## PROBLEM TO SOLVE
Scan the following data for lines with "default" and state how many there are, as a number only.

Data about app and page elements
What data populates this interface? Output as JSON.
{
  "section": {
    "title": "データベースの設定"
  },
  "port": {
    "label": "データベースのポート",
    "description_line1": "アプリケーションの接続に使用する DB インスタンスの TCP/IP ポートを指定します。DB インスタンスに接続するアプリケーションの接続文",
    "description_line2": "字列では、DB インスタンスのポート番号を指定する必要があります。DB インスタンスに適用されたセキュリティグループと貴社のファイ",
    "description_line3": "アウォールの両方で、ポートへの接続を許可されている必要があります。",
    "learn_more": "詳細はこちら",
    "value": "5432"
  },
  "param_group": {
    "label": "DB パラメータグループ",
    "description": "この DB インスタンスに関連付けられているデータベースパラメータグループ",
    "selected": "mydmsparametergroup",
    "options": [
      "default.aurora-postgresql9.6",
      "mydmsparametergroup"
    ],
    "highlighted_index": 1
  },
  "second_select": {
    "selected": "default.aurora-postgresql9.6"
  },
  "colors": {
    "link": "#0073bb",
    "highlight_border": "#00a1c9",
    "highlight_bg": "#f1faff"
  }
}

## EXERCISE RESULT
2